Camille Robcis is a Professor of History and French at Columbia University. She is the author of two books, The Law of Kinship: Anthropology, Psychoanalysis, and the Family in France, and her more recent book from 2021, Disalienation: Politics, Philosophy and Radical Psychiatry in Postwar France. Her areas of interest and expertise include European Intellectual History, with a focus on 19th and 20th Century France.

In her latest book, Disalienation, Dr. Robcis explores the highly experimental mid to late 20th Century French psychiatric efforts that, while sharing some similarities with other anti-psychiatric movements of that time, offer many novel insights into forms of psychiatry and psychotherapy that prioritize community and liberation.

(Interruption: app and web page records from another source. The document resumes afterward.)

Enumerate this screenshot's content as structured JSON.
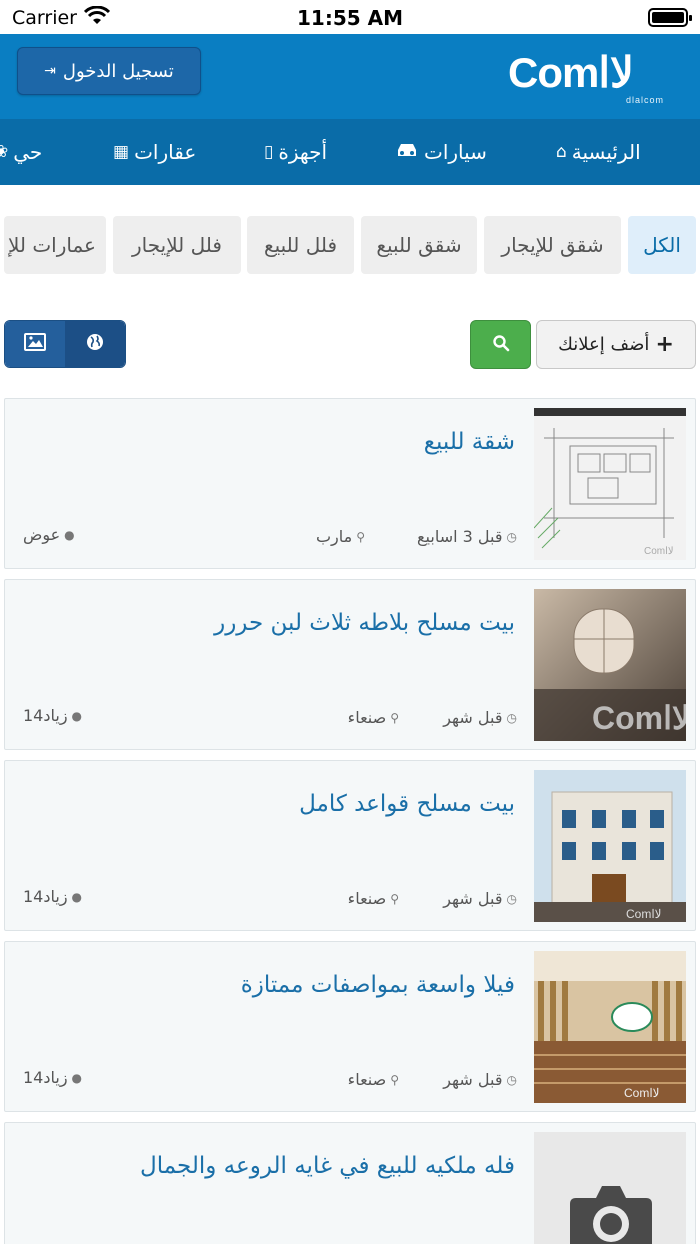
{
  "status_bar": {
    "carrier": "Carrier",
    "time": "11:55 AM"
  },
  "header": {
    "login_label": "تسجيل الدخول",
    "logo_text": "Comلاا",
    "logo_subtext": "dlalcom"
  },
  "nav": {
    "items": [
      {
        "label": "الرئيسية",
        "icon": "home-icon"
      },
      {
        "label": "سيارات",
        "icon": "car-icon"
      },
      {
        "label": "أجهزة",
        "icon": "mobile-icon"
      },
      {
        "label": "عقارات",
        "icon": "building-icon"
      },
      {
        "label": "حي",
        "icon": "paw-icon"
      }
    ]
  },
  "categories": {
    "items": [
      {
        "label": "الكل",
        "active": true
      },
      {
        "label": "شقق للإيجار",
        "active": false
      },
      {
        "label": "شقق للبيع",
        "active": false
      },
      {
        "label": "فلل للبيع",
        "active": false
      },
      {
        "label": "فلل للإيجار",
        "active": false
      },
      {
        "label": "عمارات للإ",
        "active": false
      }
    ]
  },
  "toolbar": {
    "add_label": "أضف إعلانك"
  },
  "listings": [
    {
      "title": "شقة للبيع",
      "time": "قبل 3 اسابيع",
      "location": "مارب",
      "user": "عوض"
    },
    {
      "title": "بيت مسلح بلاطه ثلاث لبن حررر",
      "time": "قبل شهر",
      "location": "صنعاء",
      "user": "زياد14"
    },
    {
      "title": "بيت مسلح قواعد كامل",
      "time": "قبل شهر",
      "location": "صنعاء",
      "user": "زياد14"
    },
    {
      "title": "فيلا واسعة بمواصفات ممتازة",
      "time": "قبل شهر",
      "location": "صنعاء",
      "user": "زياد14"
    },
    {
      "title": "فله ملكيه للبيع في غايه الروعه والجمال",
      "time": "",
      "location": "",
      "user": ""
    }
  ],
  "colors": {
    "header": "#0a7ec2",
    "nav": "#0a6ca8",
    "title": "#1a6fa8",
    "search": "#4cae4c"
  }
}
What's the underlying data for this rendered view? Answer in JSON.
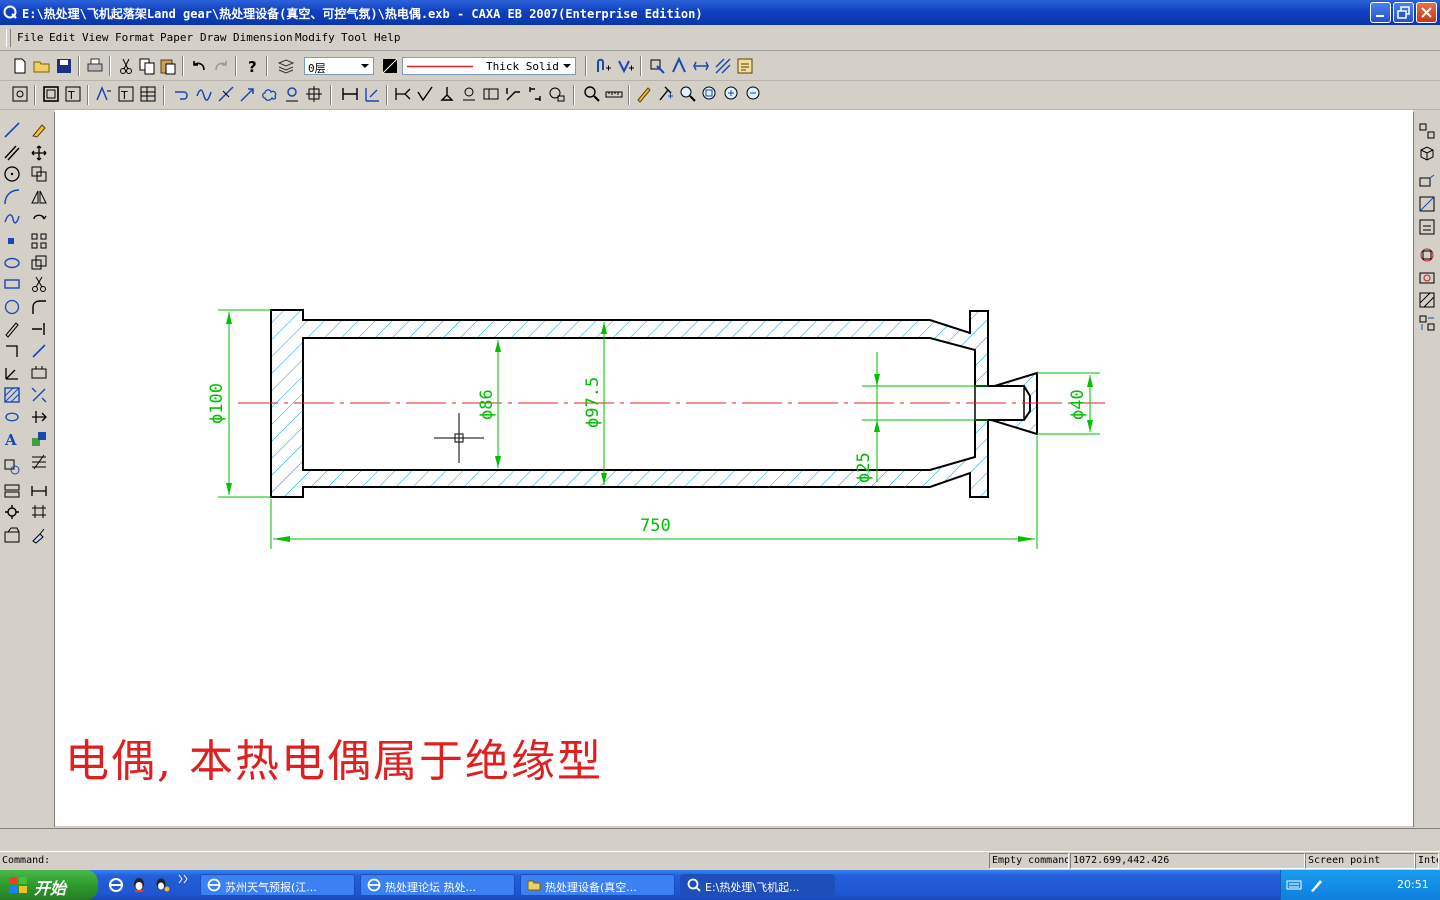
{
  "window": {
    "title": "E:\\热处理\\飞机起落架Land gear\\热处理设备(真空、可控气氛)\\热电偶.exb - CAXA EB 2007(Enterprise Edition)",
    "buttons": [
      "minimize",
      "restore",
      "close"
    ]
  },
  "menu": {
    "items": [
      "File",
      "Edit",
      "View",
      "Format",
      "Paper",
      "Draw",
      "Dimension",
      "Modify",
      "Tool",
      "Help"
    ]
  },
  "toolbar": {
    "layer_value": "0层",
    "linetype_value": "Thick Solid",
    "line_color": "#e02020"
  },
  "drawing": {
    "dimensions": {
      "d100": "ϕ100",
      "d86": "ϕ86",
      "d97_5": "ϕ97.5",
      "d25": "ϕ25",
      "d40": "ϕ40",
      "length": "750"
    },
    "caption": "电偶,  本热电偶属于绝缘型",
    "colors": {
      "outline": "#000000",
      "hatch": "#00a0e0",
      "dimension": "#00c000",
      "centerline": "#e02020"
    }
  },
  "command": {
    "label": "Command:"
  },
  "status": {
    "mode": "Empty command",
    "coords": "1072.699,442.426",
    "snap": "Screen point",
    "snap_value": "Intel"
  },
  "taskbar": {
    "start_label": "开始",
    "tasks": [
      {
        "label": "苏州天气预报(江...",
        "icon": "ie-icon"
      },
      {
        "label": "热处理论坛 热处...",
        "icon": "ie-icon"
      },
      {
        "label": "热处理设备(真空...",
        "icon": "folder-icon"
      },
      {
        "label": "E:\\热处理\\飞机起...",
        "icon": "caxa-icon"
      }
    ],
    "clock": "20:51"
  }
}
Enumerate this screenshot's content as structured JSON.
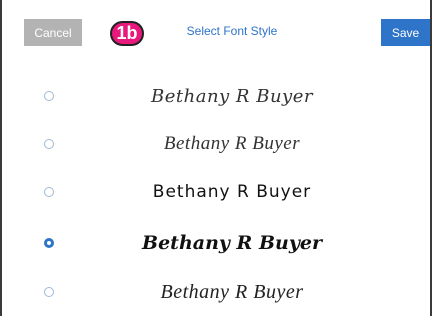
{
  "header": {
    "cancel_label": "Cancel",
    "step_badge": "1b",
    "title": "Select Font Style",
    "save_label": "Save"
  },
  "font_options": [
    {
      "text": "Bethany R Buyer",
      "selected": false
    },
    {
      "text": "Bethany R Buyer",
      "selected": false
    },
    {
      "text": "Bethany R Buyer",
      "selected": false
    },
    {
      "text": "Bethany R Buyer",
      "selected": true
    },
    {
      "text": "Bethany R Buyer",
      "selected": false
    }
  ],
  "colors": {
    "accent": "#2e74c8",
    "cancel_bg": "#b3b3b3",
    "badge": "#e8197c",
    "title": "#2f73c9"
  }
}
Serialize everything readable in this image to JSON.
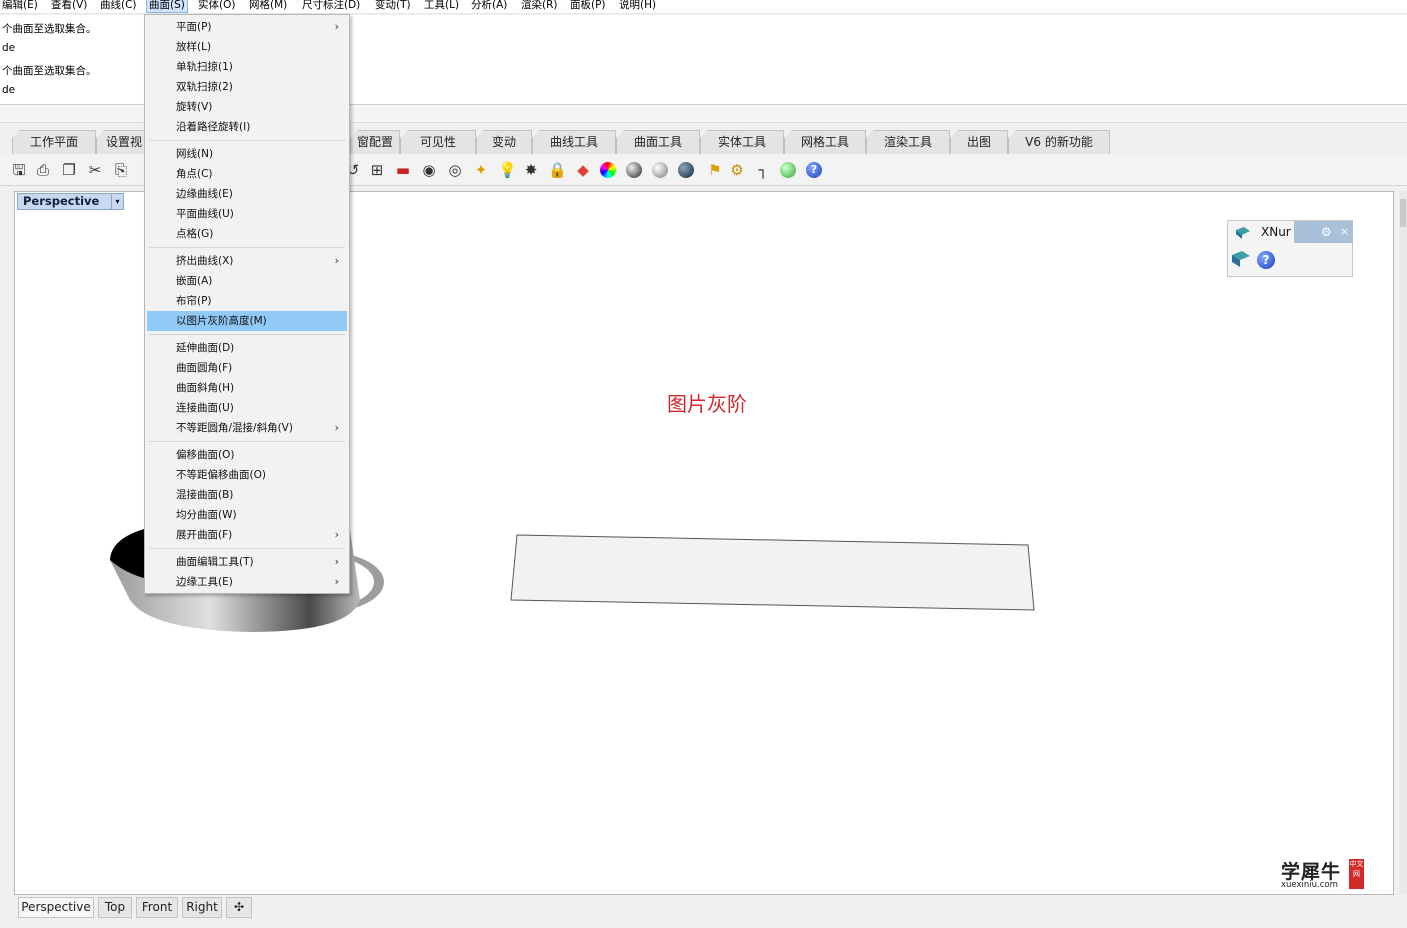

Dr. Robcis offers a comprehensive account of the distinct approach to radical psychiatry known as Institutional Psychotherapy. In this interview, I had the opportunity to delve deeper into Dr. Robcis's interest in this approach and gain insight into what sets Institutional Psychotherapy apart as a groundbreaking form of radical psychiatry within its broader European and French context.


Thank you for being with us to listen to the podcast and read our articles this year. MIA is funded entirely by reader donations. If you value MIA, please help us continue to survive and grow. To find the Mad in America podcast on your preferred podcast player, click here